Vintage Lens: Canon FD 35mm f/2 SSC

For me, there’s a few specific things that I like in vintage glass. First, I like bokeh, and shooting wide open to produce effects in the image that may be different than you might get with modern lenses. Second, many of the vintage lenses (from the 1970’s and 1980’s especially) can focus fairly close. Many modern lenses can focus relatively close, but when looking at vintage lenses, I like to be able to focus close. This particular lens has a minimum focus distance of less than 1 foot. And, last, I like to be able to shoot into the sun with minimal adverse effects. So, for including sun stars and general shots toward the sun, I don’t want excessive flare, or softness due to the brightness of the sun. I’ll try to demonstrate how this lens performs under such conditions.

Canon FD 35mm f/2 Mounted on my EOS R.

First, what does the bokeh look like from this lens?

I would say bokeh is very pleasant with this lens. Pretty normal. I also think the lens produces some sharp images (if my eyes are good enough to focus). I like how the red flowerpot is sharp in the first and the second to the last image above.

Now, how does it do pointing directly into the sun? This will generally be better with lenses that have better coatings on the glass. Multi-coated will be generally better than single coatings at reducing flare and maintaining contrast.

Image shot directly into the sun.

In the image above, there is some flare from the sun, and brightness toward the light source, but I don’t think it’s bad at all. I doubt I would get much better results with a modern 35mm lens. I also like the bokeh in this image – very pleasing.

Now, there’s another effect that I like – that of the sunstar. So, instead of shooting wide open to create pleasant bokeh, I’ll stop way down to see how the light looks at a very small aperture…

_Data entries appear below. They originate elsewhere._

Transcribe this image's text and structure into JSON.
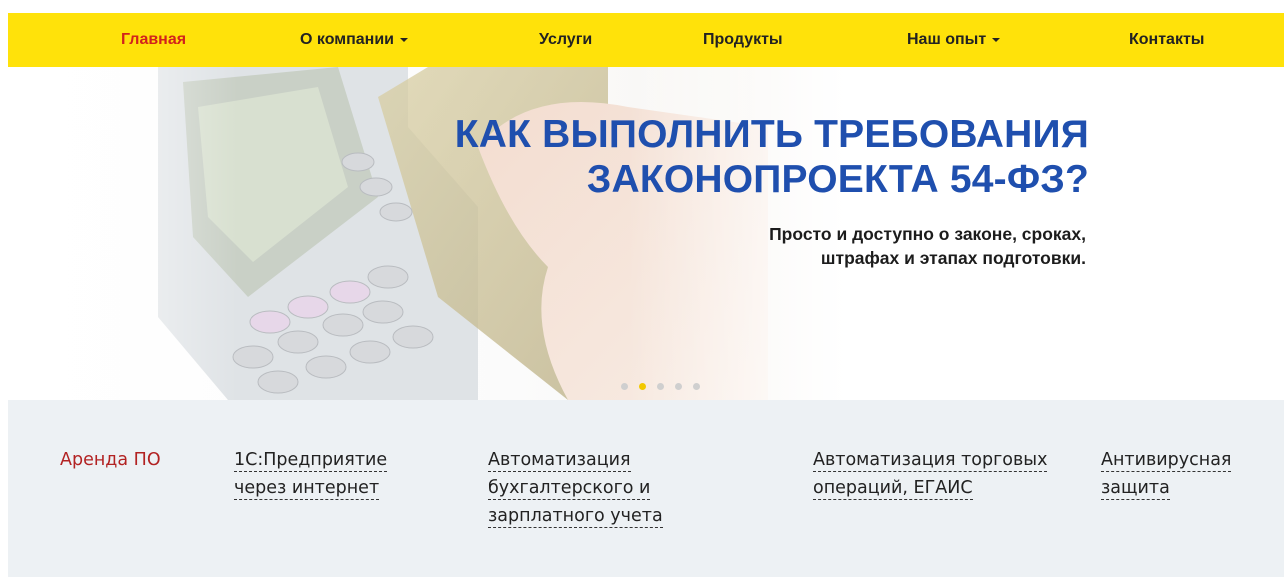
{
  "nav": {
    "items": [
      {
        "label": "Главная",
        "active": true,
        "dropdown": false
      },
      {
        "label": "О компании",
        "active": false,
        "dropdown": true
      },
      {
        "label": "Услуги",
        "active": false,
        "dropdown": false
      },
      {
        "label": "Продукты",
        "active": false,
        "dropdown": false
      },
      {
        "label": "Наш опыт",
        "active": false,
        "dropdown": true
      },
      {
        "label": "Контакты",
        "active": false,
        "dropdown": false
      }
    ],
    "background": "#ffe20a",
    "active_color": "#d2231c"
  },
  "banner": {
    "title_line1": "КАК ВЫПОЛНИТЬ ТРЕБОВАНИЯ",
    "title_line2": "ЗАКОНОПРОЕКТА 54-ФЗ?",
    "subtitle_line1": "Просто и доступно о законе, сроках,",
    "subtitle_line2": "штрафах и этапах подготовки.",
    "title_color": "#1f4fae",
    "slides_total": 5,
    "active_slide": 2
  },
  "services": {
    "items": [
      {
        "lines": [
          "Аренда ПО"
        ]
      },
      {
        "lines": [
          "1С:Предприятие",
          "через интернет"
        ]
      },
      {
        "lines": [
          "Автоматизация",
          "бухгалтерского и",
          "зарплатного учета"
        ]
      },
      {
        "lines": [
          "Автоматизация торговых",
          "операций, ЕГАИС"
        ]
      },
      {
        "lines": [
          "Антивирусная",
          "защита"
        ]
      }
    ],
    "first_item_color": "#b22222"
  }
}
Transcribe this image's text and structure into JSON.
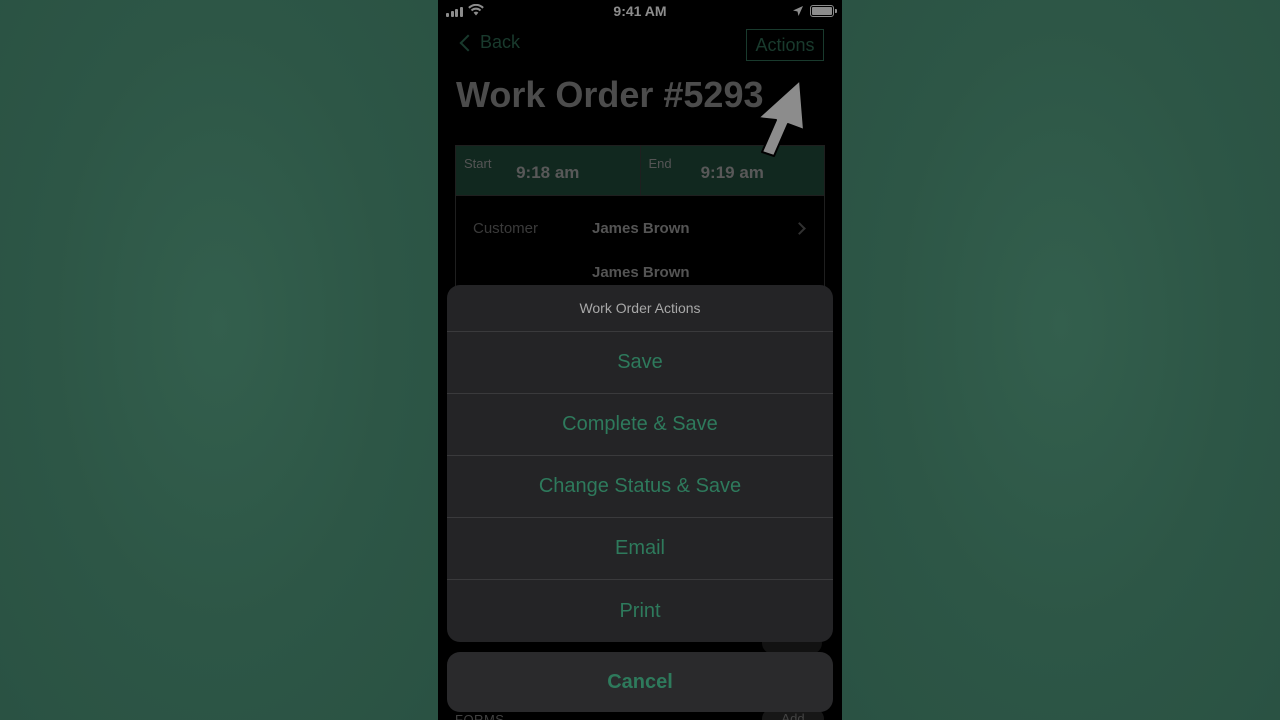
{
  "status_bar": {
    "time": "9:41 AM"
  },
  "nav": {
    "back_label": "Back",
    "actions_label": "Actions"
  },
  "page": {
    "title": "Work Order #5293"
  },
  "times": {
    "start_label": "Start",
    "start_value": "9:18 am",
    "end_label": "End",
    "end_value": "9:19 am"
  },
  "customer": {
    "label": "Customer",
    "name": "James Brown",
    "contact": "James Brown"
  },
  "forms": {
    "label": "FORMS",
    "add_label": "Add"
  },
  "action_sheet": {
    "title": "Work Order Actions",
    "items": [
      "Save",
      "Complete & Save",
      "Change Status & Save",
      "Email",
      "Print"
    ],
    "cancel_label": "Cancel"
  },
  "colors": {
    "accent": "#2e7a5c",
    "background": "#2d5646"
  },
  "icons": [
    "signal-icon",
    "wifi-icon",
    "location-icon",
    "battery-icon",
    "back-chevron-icon",
    "chevron-right-icon",
    "cursor-pointer-icon"
  ]
}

Sunstar shot at f/22.

In the image above, I stopped down to f/22 and photographed the same tree branches, looking into the sun. The result is a nice, 8-point star, with some tiny spots of flare toward the bottom of the photo, but very minimal.

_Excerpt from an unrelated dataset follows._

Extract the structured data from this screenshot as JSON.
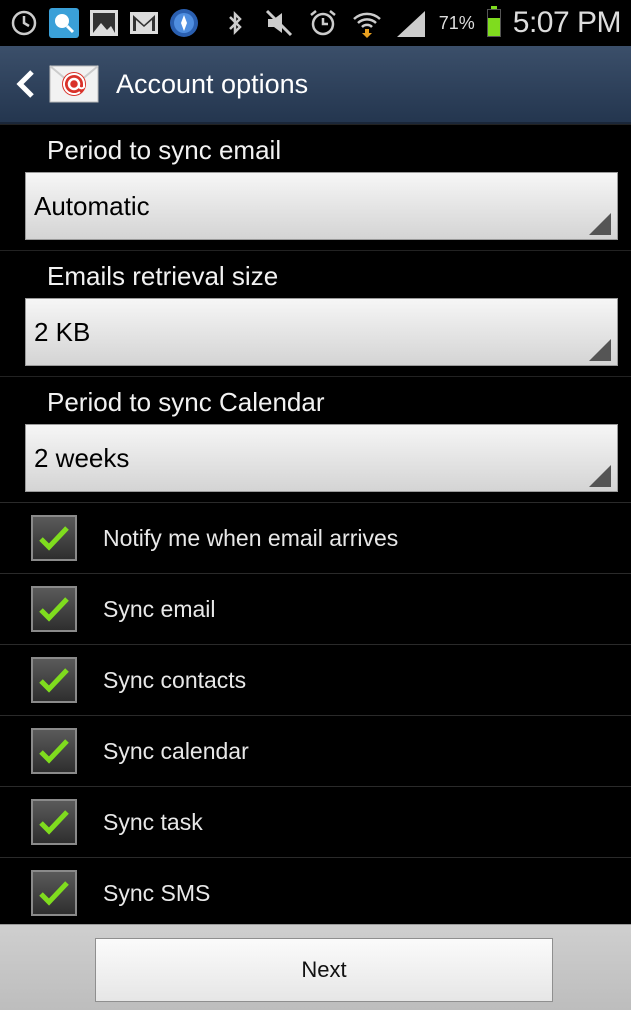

These SSC lenses were supposed to have advanced (for the time) coatings. I’m not sure how much better coatings are today, but this lens seems to be very good.

I’ve always read that Canon’s f/2 lenses from this time (1976-ish) were very good quality. I’ve never really shot with it much, but the FD 35mm f/2 SSC seems to perform well, and I would recommend it. 35mm is a nice focal length for walking around the city, for portraits, and for your next hike in the mountains. I’d like to shoot at this focal length more, and this lens seems provide the quality to get some good shots – if I can see good enough to focus sharply, that is.

One of the benefits of shooting with a mirrorless body is the flexibility you have to shoot with many vintage lenses. I’m just starting to explore more and more lenses, so you’ll be sure to see more postings about vintage lenses, shot on digital and film.

Today is a holiday in the US (Martin Luther King, Jr. Birthday) so I’m sure I’ll be out experimenting with one of my cameras, and hopefully taking some interesting photographs!